I am getting hungry as I write this. Of course there were also different varieties of fish prepared elaborately, like “relyenong bangus” and “betute” (crispy fried frog with stuffing of pre-cooked meat that tasted like the stuffing for relyenong bangus).
The food was just one part, what as important on this occasion was the pleasure of everyone seeing each other at least once a year. All those who were doing the kitchen were mostly relatives from far away places like Concepcion, Tarlac and nearby barrios of Arayat and Sta Ana, Pampanga.
As a child, I just listened to stories and stored them away in my head. Housemaids who were trustworthy became family, and even when they became grandmothers themselves, they were always around to help Lolo and Lola.

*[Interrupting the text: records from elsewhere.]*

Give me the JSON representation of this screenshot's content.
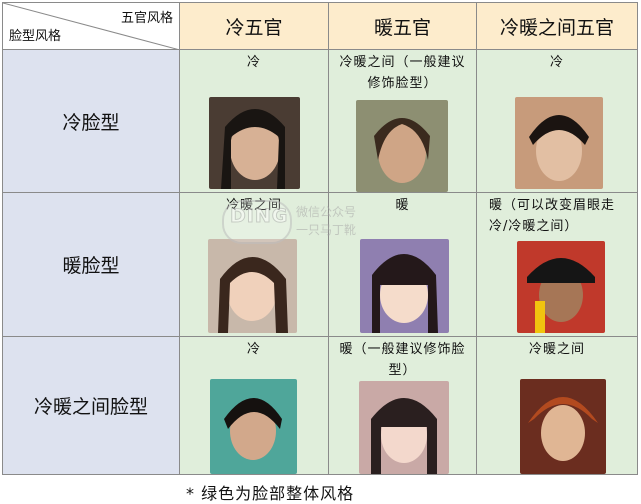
{
  "corner": {
    "top_label": "五官风格",
    "bottom_label": "脸型风格"
  },
  "columns": [
    "冷五官",
    "暖五官",
    "冷暖之间五官"
  ],
  "rows": [
    "冷脸型",
    "暖脸型",
    "冷暖之间脸型"
  ],
  "cells": [
    [
      "冷",
      "冷暖之间（一般建议修饰脸型）",
      "冷"
    ],
    [
      "冷暖之间",
      "暖",
      "暖（可以改变眉眼走冷/冷暖之间）"
    ],
    [
      "冷",
      "暖（一般建议修饰脸型）",
      "冷暖之间"
    ]
  ],
  "watermark": {
    "logo": "DING",
    "line1": "微信公众号",
    "line2": "一只马丁靴"
  },
  "footnote": "* 绿色为脸部整体风格",
  "colors": {
    "header": "#fdeccc",
    "row_header": "#dde2ef",
    "body": "#e0eedb",
    "border": "#8a8a8a"
  },
  "photo_icon": "portrait-photo"
}
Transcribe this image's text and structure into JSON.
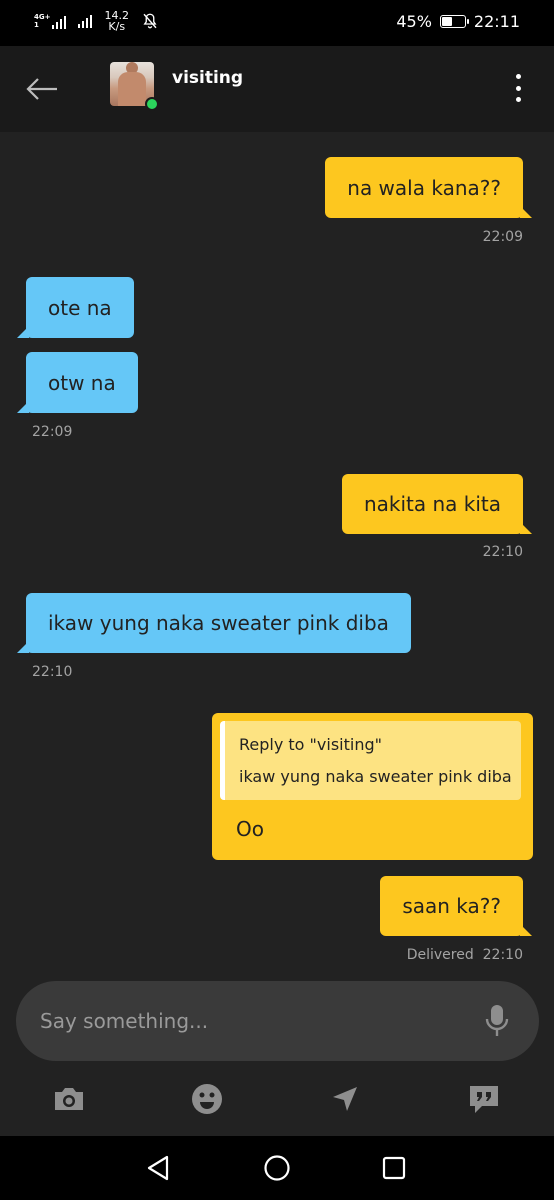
{
  "status_bar": {
    "network_left": "4G+",
    "network_sub": "1",
    "speed_value": "14.2",
    "speed_unit": "K/s",
    "battery": "45%",
    "time": "22:11",
    "battery_level": 0.45
  },
  "header": {
    "contact_name": "visiting",
    "online": true
  },
  "messages": [
    {
      "direction": "out",
      "text": "na wala kana??",
      "time": "22:09"
    },
    {
      "direction": "in",
      "text": "ote na"
    },
    {
      "direction": "in",
      "text": "otw na",
      "time": "22:09"
    },
    {
      "direction": "out",
      "text": "nakita na kita",
      "time": "22:10"
    },
    {
      "direction": "in",
      "text": "ikaw yung naka sweater pink diba",
      "time": "22:10"
    },
    {
      "direction": "out",
      "reply_title": "Reply to \"visiting\"",
      "reply_text": "ikaw yung naka sweater pink diba",
      "text": "Oo"
    },
    {
      "direction": "out",
      "text": "saan ka??",
      "status": "Delivered",
      "time": "22:10"
    }
  ],
  "composer": {
    "placeholder": "Say something..."
  },
  "toolbar_icons": [
    "camera-icon",
    "smiley-icon",
    "location-arrow-icon",
    "saved-phrases-icon",
    "microphone-icon"
  ],
  "colors": {
    "outgoing_bubble": "#fdc71f",
    "incoming_bubble": "#65c7f7",
    "background": "#222222",
    "online_dot": "#2bd45c"
  }
}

The party was a reunion of not only by the rich side of the family who were being served but also by the poorer ones who have enjoyed preparing the food with laughter and banter, and serving them to the rich. The dining room sat about 16 at a time and I did not know how many times it was refilled for a new set of diners.

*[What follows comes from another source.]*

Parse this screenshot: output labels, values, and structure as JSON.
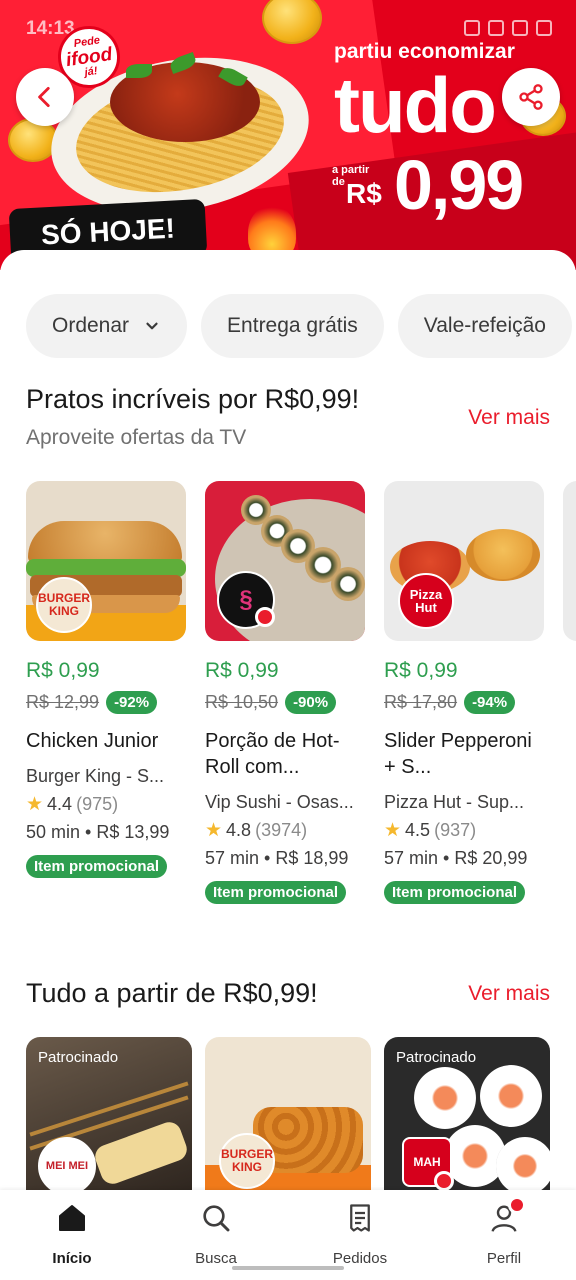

|Our favorite Kalamay|
It was lunch. People came; there were those in the yard, there were those in the living room and there were those being served at the dining table and those in the kitchen table (the ordinary table for eight people).
The truth is, this kind of celebration happened every Christmas while my great grandmother was still around. When I was nine years old, she died, thus ending all these grand parties. Great grandmother had financed all these gatherings. She was the one giving all the monies for these parties. She was the channel of lavish food on the table, coming from a daughter who was a multi-millionaire -- the owner of JRU (Jose Rizal University).

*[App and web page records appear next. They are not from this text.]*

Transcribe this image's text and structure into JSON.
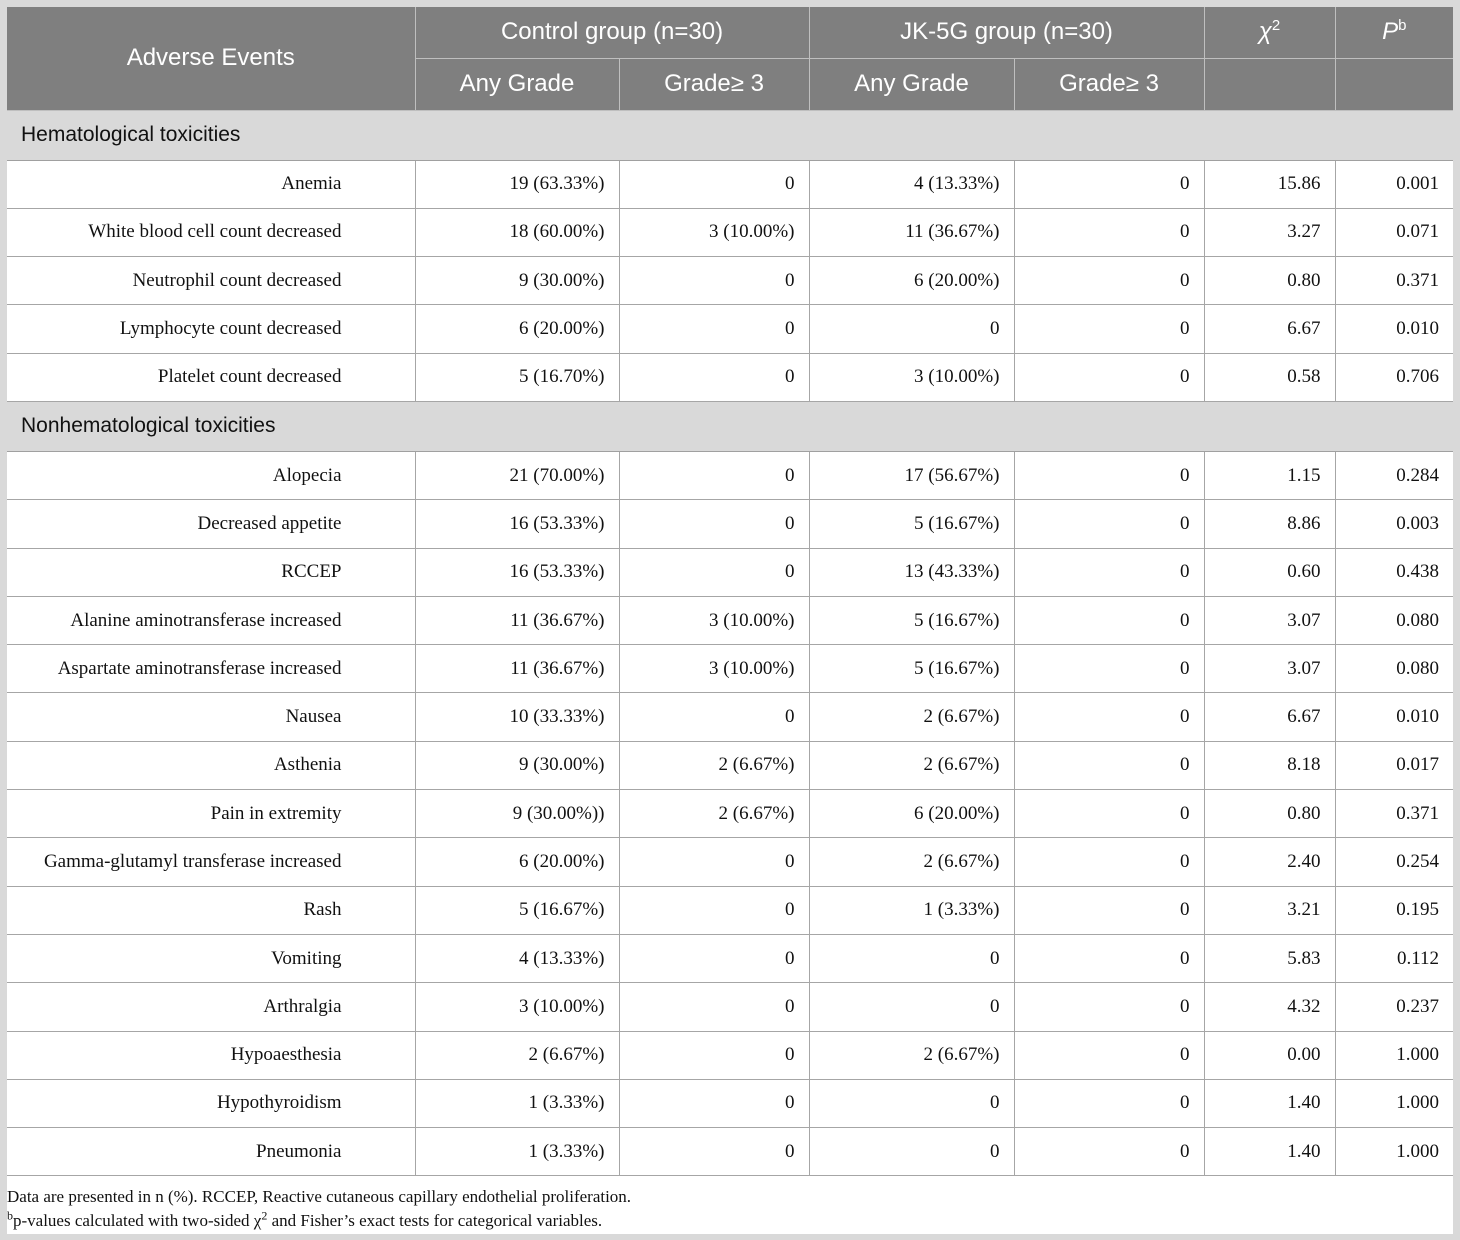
{
  "header": {
    "adverse_events": "Adverse Events",
    "control_group": "Control group (n=30)",
    "jk_group": "JK-5G group (n=30)",
    "chi": "χ",
    "chi_sup": "2",
    "p": "P",
    "p_sup": "b",
    "any_grade": "Any Grade",
    "grade3": "Grade≥ 3"
  },
  "sections": [
    {
      "title": "Hematological toxicities",
      "rows": [
        {
          "event": "Anemia",
          "c_any": "19 (63.33%)",
          "c_g3": "0",
          "j_any": "4 (13.33%)",
          "j_g3": "0",
          "chi": "15.86",
          "p": "0.001"
        },
        {
          "event": "White blood cell count decreased",
          "c_any": "18 (60.00%)",
          "c_g3": "3 (10.00%)",
          "j_any": "11 (36.67%)",
          "j_g3": "0",
          "chi": "3.27",
          "p": "0.071"
        },
        {
          "event": "Neutrophil count decreased",
          "c_any": "9 (30.00%)",
          "c_g3": "0",
          "j_any": "6 (20.00%)",
          "j_g3": "0",
          "chi": "0.80",
          "p": "0.371"
        },
        {
          "event": "Lymphocyte count decreased",
          "c_any": "6 (20.00%)",
          "c_g3": "0",
          "j_any": "0",
          "j_g3": "0",
          "chi": "6.67",
          "p": "0.010"
        },
        {
          "event": "Platelet count decreased",
          "c_any": "5 (16.70%)",
          "c_g3": "0",
          "j_any": "3 (10.00%)",
          "j_g3": "0",
          "chi": "0.58",
          "p": "0.706"
        }
      ]
    },
    {
      "title": "Nonhematological toxicities",
      "rows": [
        {
          "event": "Alopecia",
          "c_any": "21 (70.00%)",
          "c_g3": "0",
          "j_any": "17 (56.67%)",
          "j_g3": "0",
          "chi": "1.15",
          "p": "0.284"
        },
        {
          "event": "Decreased appetite",
          "c_any": "16 (53.33%)",
          "c_g3": "0",
          "j_any": "5 (16.67%)",
          "j_g3": "0",
          "chi": "8.86",
          "p": "0.003"
        },
        {
          "event": "RCCEP",
          "c_any": "16 (53.33%)",
          "c_g3": "0",
          "j_any": "13 (43.33%)",
          "j_g3": "0",
          "chi": "0.60",
          "p": "0.438"
        },
        {
          "event": "Alanine aminotransferase increased",
          "c_any": "11 (36.67%)",
          "c_g3": "3 (10.00%)",
          "j_any": "5 (16.67%)",
          "j_g3": "0",
          "chi": "3.07",
          "p": "0.080"
        },
        {
          "event": "Aspartate aminotransferase increased",
          "c_any": "11 (36.67%)",
          "c_g3": "3 (10.00%)",
          "j_any": "5 (16.67%)",
          "j_g3": "0",
          "chi": "3.07",
          "p": "0.080"
        },
        {
          "event": "Nausea",
          "c_any": "10 (33.33%)",
          "c_g3": "0",
          "j_any": "2 (6.67%)",
          "j_g3": "0",
          "chi": "6.67",
          "p": "0.010"
        },
        {
          "event": "Asthenia",
          "c_any": "9 (30.00%)",
          "c_g3": "2 (6.67%)",
          "j_any": "2 (6.67%)",
          "j_g3": "0",
          "chi": "8.18",
          "p": "0.017"
        },
        {
          "event": "Pain in extremity",
          "c_any": "9 (30.00%))",
          "c_g3": "2 (6.67%)",
          "j_any": "6 (20.00%)",
          "j_g3": "0",
          "chi": "0.80",
          "p": "0.371"
        },
        {
          "event": "Gamma-glutamyl transferase increased",
          "c_any": "6 (20.00%)",
          "c_g3": "0",
          "j_any": "2 (6.67%)",
          "j_g3": "0",
          "chi": "2.40",
          "p": "0.254"
        },
        {
          "event": "Rash",
          "c_any": "5 (16.67%)",
          "c_g3": "0",
          "j_any": "1 (3.33%)",
          "j_g3": "0",
          "chi": "3.21",
          "p": "0.195"
        },
        {
          "event": "Vomiting",
          "c_any": "4 (13.33%)",
          "c_g3": "0",
          "j_any": "0",
          "j_g3": "0",
          "chi": "5.83",
          "p": "0.112"
        },
        {
          "event": "Arthralgia",
          "c_any": "3 (10.00%)",
          "c_g3": "0",
          "j_any": "0",
          "j_g3": "0",
          "chi": "4.32",
          "p": "0.237"
        },
        {
          "event": "Hypoaesthesia",
          "c_any": "2 (6.67%)",
          "c_g3": "0",
          "j_any": "2 (6.67%)",
          "j_g3": "0",
          "chi": "0.00",
          "p": "1.000"
        },
        {
          "event": "Hypothyroidism",
          "c_any": "1 (3.33%)",
          "c_g3": "0",
          "j_any": "0",
          "j_g3": "0",
          "chi": "1.40",
          "p": "1.000"
        },
        {
          "event": "Pneumonia",
          "c_any": "1 (3.33%)",
          "c_g3": "0",
          "j_any": "0",
          "j_g3": "0",
          "chi": "1.40",
          "p": "1.000"
        }
      ]
    }
  ],
  "footnotes": {
    "line1": "Data are presented in n (%). RCCEP, Reactive cutaneous capillary endothelial proliferation.",
    "line2_sup": "b",
    "line2_a": "p-values calculated with two-sided χ",
    "line2_chi_sup": "2",
    "line2_b": " and Fisher’s exact tests for categorical variables."
  }
}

Above was the finale celebration, the Christmas family reunion lunch.
But Christmas celebration in my hometown Arayat, Pampanga, started with the mass called “Simbang Gabi”. Christmas is the celebration of the birth of Jesus Christ.
December 16 was the start of town’s celebration of Christmas but the plaza would be busy from the month of November because our patron saint’s feast day was Nov 25, and all fiesta celebrations would run until after the New Year.
Food again was aplenty from November 1 as it was usually harvest time and the fresh “pinipig” would always be available at early mornings. The whole day you can smell newly-cooked peanuts with plenty of garlic, sweet potato with banana cue being cooked endlessly during the day. A nearby store would be selling a special “halu-halo” with magnolia ice cream and “halaya”.
But the start of the Christmas with early morning mass brought with it other goodies. The morning was cold with mass starting at 4am and ends at 5am. It would still
be dark but the smell of “kakanin” like “bibingka” and “puto” and the matching dark tea would entice you to buy for an early breakfast.
In Arayat only and not in any other towns in Pampanga would we have a “puto” delicacy called “panara”. It was cooked so crunchy. The filling was made of minced chicken meat and green papaya cooked in spicy flavor. Deep-fried, it gave you a crispy browned bun – a yummy thing for a cold morning to go with a cup of steaming tsa-a.
Christmas to a child like me, who stood in awe before all the elaborate procession of the saints in big carriages of lights and flowers, was not only a religious celebration but a celebration as well of relationships, of being connected to another through the smell of food – an experience that I would never forget.
Places had their own peculiar smell and on Christmas Day, my town would smell like freshly-cooked dishes that invited you to partake with on it. In every bite, you take within your spirit the pleasure of the one who fashioned it and the satisfaction etched on every face of those who consumed.